You may find it different. Perhaps one of the things you like is his dry brush work. And if that's the case, you can try dry mediums in ArtRage like chalk over watercolor or visa versa, or different settings for brushes. And if I were trying it, because of my familiarity with masks in Photoshop, I would perhaps make masks that had a dry brush feel and then apply it ahead of time and paint such that the paint would only show where the mask that had that dry brush feel allowed. And following that, I would apply the mask and then in regular mode smear some of the paint around for that contrast in textures.

Or as you say, just paint in the original medium and be done with all the tricks.

I'm of the mind that playing to the strengths of digital leaves plenty of room for spontaneity and it allows for the fun of painting for painting sake. But I understand the desire to push the envelope. The layer mask idea is probably one of the more promising ways of adding a character to the mark making process though. It's analogous to applying a garbage mask in advance rather than as an overlay layer to give a painting a certain grit that has been so popular for a while.

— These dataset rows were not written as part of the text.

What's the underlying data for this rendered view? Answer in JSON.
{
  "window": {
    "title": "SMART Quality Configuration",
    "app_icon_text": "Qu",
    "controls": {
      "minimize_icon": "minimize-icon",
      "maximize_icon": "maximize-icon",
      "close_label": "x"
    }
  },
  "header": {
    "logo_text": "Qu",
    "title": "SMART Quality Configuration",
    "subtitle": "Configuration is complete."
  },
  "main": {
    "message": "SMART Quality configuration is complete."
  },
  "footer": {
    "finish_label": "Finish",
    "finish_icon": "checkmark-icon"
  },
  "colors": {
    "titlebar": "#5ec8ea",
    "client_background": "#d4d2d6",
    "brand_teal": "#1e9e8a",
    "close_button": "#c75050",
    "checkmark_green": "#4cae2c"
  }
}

Good luck with it! I can easily see why you want that look. It looks great.

Go man go!!!!!!!

:cool::cool::cool::cool::cool::):):):):):cool::coo l::cool::cool::cool:

05-22-2015, 07:41 AM
Fun to experiment and you did a great job

05-22-2015, 08:36 AM
I knew when I started trying to replicate the effects that I'd be hard pressed to get exactly what I was looking for, in fact I've still not quite managed to do so. I will keep working at it though, Seago's oil paintings were often done alla prima outdoors on a surface he prepared prior to going out. There is a little information about his style and approach, and it's good reading. His work is quite impressive, for this particular digital technique I have encountered some difficulties in creating a textured surface with the exact qualities I'm looking for, I have also tried setting the canvas texture to a prepared texture of blacks and whites to get taller hills and lower valleys and then adjusting it's roughness with the canvas setting as I go to get particular effects with mixed results. I find that the major issue is that the brushes do not respond to the texture of the paint on the canvas as expected regardless of the settings in the brush (stiffness adjustments don't replicate it quite right, nor does pressure settings). It's a work in progress, I do a lot of studies around the house that I don't take as far as I did this one, and as such I don't post everything I do (though I've been working hard on going further with my studies and taking them more to a finish than I have in the past). I often just stop after getting the information I was looking for and then do several quite incomplete studies to make sure I understand the technique.

Digital painting is at a crossroads currently, it's approaching the point where natural media currently resides. The digital techniques have great strength in speed and options, but the major difference for some artists is that it lacks the personal connection with the materials (this is where one's personal settings and hence why I've made my own brushes, canvases, and color palettes). As such the differences are subtle, but the one thing natural media can do is applying one layer over the other and have each layer causing textural effects, opacity effects, and so on in a very direct manner. The distinctions are becoming smaller between the two, enough so that unless you are an extremely process oriented individual more than likely you wouldn't be able to tell the difference.